“The problem is the university at this point still has to demonstrate that it understands the broader community,” said Sue Dexter of the Harbord Village Residents’ Association (HVRA). “It responds to its own demands and needs as if they’re handed down from the mountain.”

Little progress has been made in recent months. University representatives admitted at a November 10 community liaison committee meeting that they hadn’t moved the file forward since an October 20 meeting in the office of Ceta Ramkhalawansingh, the interim councillor for Ward 20, Trinity-Spadina. At that October meeting between city planners, Robert Street residents, HVRA members, as well as representatives from the university and the Daniels Corporation, residents expressed their main concerns.

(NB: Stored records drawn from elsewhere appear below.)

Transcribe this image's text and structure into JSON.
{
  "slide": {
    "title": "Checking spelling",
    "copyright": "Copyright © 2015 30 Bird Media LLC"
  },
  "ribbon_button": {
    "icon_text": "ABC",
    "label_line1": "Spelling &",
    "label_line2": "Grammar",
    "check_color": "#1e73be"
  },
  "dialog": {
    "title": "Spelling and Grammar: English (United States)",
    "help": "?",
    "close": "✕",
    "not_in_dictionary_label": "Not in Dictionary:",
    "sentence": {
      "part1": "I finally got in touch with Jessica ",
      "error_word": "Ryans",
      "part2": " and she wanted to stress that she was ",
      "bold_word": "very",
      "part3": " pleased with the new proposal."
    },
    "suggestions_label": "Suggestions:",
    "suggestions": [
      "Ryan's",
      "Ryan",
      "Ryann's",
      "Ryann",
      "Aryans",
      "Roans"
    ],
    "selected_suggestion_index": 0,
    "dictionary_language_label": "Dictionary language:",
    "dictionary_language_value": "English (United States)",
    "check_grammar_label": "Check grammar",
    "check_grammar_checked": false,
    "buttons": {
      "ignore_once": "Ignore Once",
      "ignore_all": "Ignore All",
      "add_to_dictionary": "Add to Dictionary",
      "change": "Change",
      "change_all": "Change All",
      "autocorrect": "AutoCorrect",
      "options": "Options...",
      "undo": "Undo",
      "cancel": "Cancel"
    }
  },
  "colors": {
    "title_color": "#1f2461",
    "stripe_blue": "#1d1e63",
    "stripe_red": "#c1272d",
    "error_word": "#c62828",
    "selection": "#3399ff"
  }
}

“The message is to dramatically lower the height of the project,” said Marsh. Under the current proposal, the building’s height stands at 22 to 25 storeys, which, said Marsh, “is still massive when it sits on the perimeter of a community like ours.”

Marsh acknowledged that there is an existing tall building in the area at 666 Spadina Avenue, but “just because we’ve had bad design in the past, doesn’t mean we need to go forward with that in the future.”

She added that the neighbours also want to retain some access to the tennis and ball hockey courts, are opposed to having a cafeteria in the building as it would result in “trucks driving up and down the streets in the wee hours,” and are “vehemently against locating the building’s entrance on Sussex Avenue, as it would bring too many students into the neighbourhood.”

Finally, Marsh and Dexter are also unequivocal about preventing what they term a “monoculture” of first year students.

“Does it need to be that all the first year students end up at Sussex and Spadina?” asked Dexter. “[The university] has the Mississauga and the Scarborough campuses. It has lots of options.”

“Do you really want 550 first years running around the neighbourhood?” added Marsh.

Dexter would like the university to develop a different kind of residence, one that mixes first years with graduate students and students with families, which she believes would integrate better in the broader Annex community.

In her view, it’s still an open question, as there isn’t really a clear proposal on the table just yet.

“We’re neutral at this point rather than optimistic,” said Dexter. “There’s a possibility that we could do something inventive and neat. Daniels has a track record of doing neat things, but it’s too early to tell.”

Marsh, noting that “the university does tend to build beautiful buildings on campus” and that “it’s great to see what’s happened with Regent Park,” said she is heartened by the school’s association with the Daniels Corporation.

“We know [this residence] is going to happen,” said Marsh, “but can we find something that respects the tone of the neighbourhood more?”

In an e-mail to the Gleaner, Scott Mabury, vice-president, University Operations, for the University of Toronto, declined to comment on the project, saying only that he had no updates and that community consultation continues. Martin Blake, vice-president of the Daniels Corporation, refused to answer the Gleaner’s request for an interview.

Tags: Annex